Immigration-control advocates seeking to restrain the hiring of illegal alien workers in Oregon have won a challenge in the state’s highest court.
A challenge was filed last year to ballot language certified by the Oregon attorney general.
The ballot measure, Initiative Petition 52 (2016) (IP 52), will be submitted to Oregon voters soon. If passed, IP 52 would require businesses with five or more employees to confirm that their employees are actually legally eligible to work. The measure was the work-product of Oregonians for Immigration Reform (OFIR).
The issue of illegal aliens working in local communities is not a small one for the Beaver State. Recent figures show that around five percent of the state’s workforce is illegal.
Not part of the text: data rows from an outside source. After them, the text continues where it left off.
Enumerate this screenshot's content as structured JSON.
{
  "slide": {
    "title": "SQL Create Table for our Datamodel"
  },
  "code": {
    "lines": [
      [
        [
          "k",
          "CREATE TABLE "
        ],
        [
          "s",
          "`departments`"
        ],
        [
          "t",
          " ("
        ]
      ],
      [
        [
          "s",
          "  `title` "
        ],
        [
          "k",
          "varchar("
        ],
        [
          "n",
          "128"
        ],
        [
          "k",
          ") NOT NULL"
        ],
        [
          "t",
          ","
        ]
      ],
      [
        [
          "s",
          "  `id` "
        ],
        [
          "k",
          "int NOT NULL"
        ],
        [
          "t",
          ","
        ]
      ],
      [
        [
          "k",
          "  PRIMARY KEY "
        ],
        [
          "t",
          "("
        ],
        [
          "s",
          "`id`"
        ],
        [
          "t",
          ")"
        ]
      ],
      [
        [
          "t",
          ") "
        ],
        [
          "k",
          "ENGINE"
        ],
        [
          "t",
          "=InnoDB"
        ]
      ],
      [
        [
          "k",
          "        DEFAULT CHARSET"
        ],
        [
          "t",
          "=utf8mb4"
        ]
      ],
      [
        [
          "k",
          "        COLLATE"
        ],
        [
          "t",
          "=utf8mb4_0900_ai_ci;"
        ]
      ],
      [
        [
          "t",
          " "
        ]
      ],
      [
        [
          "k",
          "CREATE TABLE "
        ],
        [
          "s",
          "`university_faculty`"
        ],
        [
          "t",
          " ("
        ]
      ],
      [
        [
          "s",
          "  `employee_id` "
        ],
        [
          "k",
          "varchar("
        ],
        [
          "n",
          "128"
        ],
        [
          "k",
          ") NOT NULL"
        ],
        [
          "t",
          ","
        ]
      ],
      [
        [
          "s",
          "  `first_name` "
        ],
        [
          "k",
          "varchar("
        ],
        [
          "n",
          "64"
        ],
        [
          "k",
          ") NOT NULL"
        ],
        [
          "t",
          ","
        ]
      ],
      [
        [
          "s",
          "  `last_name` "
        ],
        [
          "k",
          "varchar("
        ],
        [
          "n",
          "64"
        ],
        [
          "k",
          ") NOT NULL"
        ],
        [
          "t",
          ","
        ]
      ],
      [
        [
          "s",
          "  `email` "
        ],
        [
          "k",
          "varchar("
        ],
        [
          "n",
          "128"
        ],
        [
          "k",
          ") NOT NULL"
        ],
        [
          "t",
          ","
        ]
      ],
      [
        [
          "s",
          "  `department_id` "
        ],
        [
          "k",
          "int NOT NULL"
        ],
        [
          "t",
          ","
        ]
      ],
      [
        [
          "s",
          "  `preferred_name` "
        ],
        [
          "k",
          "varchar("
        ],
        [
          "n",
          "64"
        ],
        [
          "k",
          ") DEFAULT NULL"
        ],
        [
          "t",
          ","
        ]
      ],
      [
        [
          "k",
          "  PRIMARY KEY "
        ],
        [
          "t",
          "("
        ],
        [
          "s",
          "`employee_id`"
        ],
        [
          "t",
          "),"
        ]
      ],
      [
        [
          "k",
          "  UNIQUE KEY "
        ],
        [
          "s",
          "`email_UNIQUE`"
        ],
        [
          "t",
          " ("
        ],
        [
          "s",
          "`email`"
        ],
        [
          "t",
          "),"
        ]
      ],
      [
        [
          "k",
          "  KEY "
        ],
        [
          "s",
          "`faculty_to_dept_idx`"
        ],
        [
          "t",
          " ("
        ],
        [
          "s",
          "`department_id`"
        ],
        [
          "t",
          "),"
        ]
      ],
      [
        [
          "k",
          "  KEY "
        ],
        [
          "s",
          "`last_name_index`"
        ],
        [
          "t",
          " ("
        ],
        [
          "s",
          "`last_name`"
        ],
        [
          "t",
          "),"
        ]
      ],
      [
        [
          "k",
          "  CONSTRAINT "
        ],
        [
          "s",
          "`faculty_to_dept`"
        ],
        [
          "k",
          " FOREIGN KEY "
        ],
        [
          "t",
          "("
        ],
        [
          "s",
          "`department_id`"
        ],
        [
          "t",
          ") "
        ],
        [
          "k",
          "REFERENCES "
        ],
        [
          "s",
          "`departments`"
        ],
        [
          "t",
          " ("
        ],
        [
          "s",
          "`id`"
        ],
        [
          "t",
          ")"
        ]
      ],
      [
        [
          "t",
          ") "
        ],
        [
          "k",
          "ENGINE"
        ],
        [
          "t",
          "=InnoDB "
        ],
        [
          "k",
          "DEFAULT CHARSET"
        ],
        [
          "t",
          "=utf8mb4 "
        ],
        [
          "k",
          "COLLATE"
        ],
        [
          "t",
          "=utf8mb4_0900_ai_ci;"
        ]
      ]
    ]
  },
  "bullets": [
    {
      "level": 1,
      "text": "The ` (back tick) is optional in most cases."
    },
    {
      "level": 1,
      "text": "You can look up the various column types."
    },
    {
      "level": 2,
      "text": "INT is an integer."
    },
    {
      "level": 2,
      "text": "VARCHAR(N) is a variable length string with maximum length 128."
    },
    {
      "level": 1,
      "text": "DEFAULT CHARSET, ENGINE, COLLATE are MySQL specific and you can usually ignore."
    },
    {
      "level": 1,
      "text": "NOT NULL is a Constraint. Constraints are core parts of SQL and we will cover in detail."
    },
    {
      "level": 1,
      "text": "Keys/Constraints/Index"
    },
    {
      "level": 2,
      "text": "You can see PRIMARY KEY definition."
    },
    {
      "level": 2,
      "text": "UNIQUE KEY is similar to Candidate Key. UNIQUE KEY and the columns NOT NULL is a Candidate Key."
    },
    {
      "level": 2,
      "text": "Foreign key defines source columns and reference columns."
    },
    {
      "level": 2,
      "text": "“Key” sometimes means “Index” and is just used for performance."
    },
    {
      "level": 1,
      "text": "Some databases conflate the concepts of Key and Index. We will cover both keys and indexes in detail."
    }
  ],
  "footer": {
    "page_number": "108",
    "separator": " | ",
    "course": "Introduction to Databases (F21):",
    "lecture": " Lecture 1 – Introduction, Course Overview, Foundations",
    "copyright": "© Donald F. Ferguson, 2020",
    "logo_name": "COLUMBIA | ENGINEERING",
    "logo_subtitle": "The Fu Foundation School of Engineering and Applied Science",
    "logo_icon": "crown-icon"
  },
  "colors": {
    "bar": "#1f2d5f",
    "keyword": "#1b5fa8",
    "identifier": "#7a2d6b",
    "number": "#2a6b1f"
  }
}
Unemployment figures for black youth, for example, is as high as 55 percent.
In the ruling by the Oregon Supreme Court (attached below), Justice Rives Kistler writing for the court en banc notes that “Federal immigration law makes it unlawful for ‘a person or other entity *** to hire, or to recruit or refer for a fee, for employment in the United States an alien knowing the alien is an unauthorized alien.’”
The Court agreed with OFIR’s President Cynthia Kendoll that the state’s attorney general’s certified ballot language would be both defective and misleading to Oregon voters. … Read the full story by Lana Shadwick.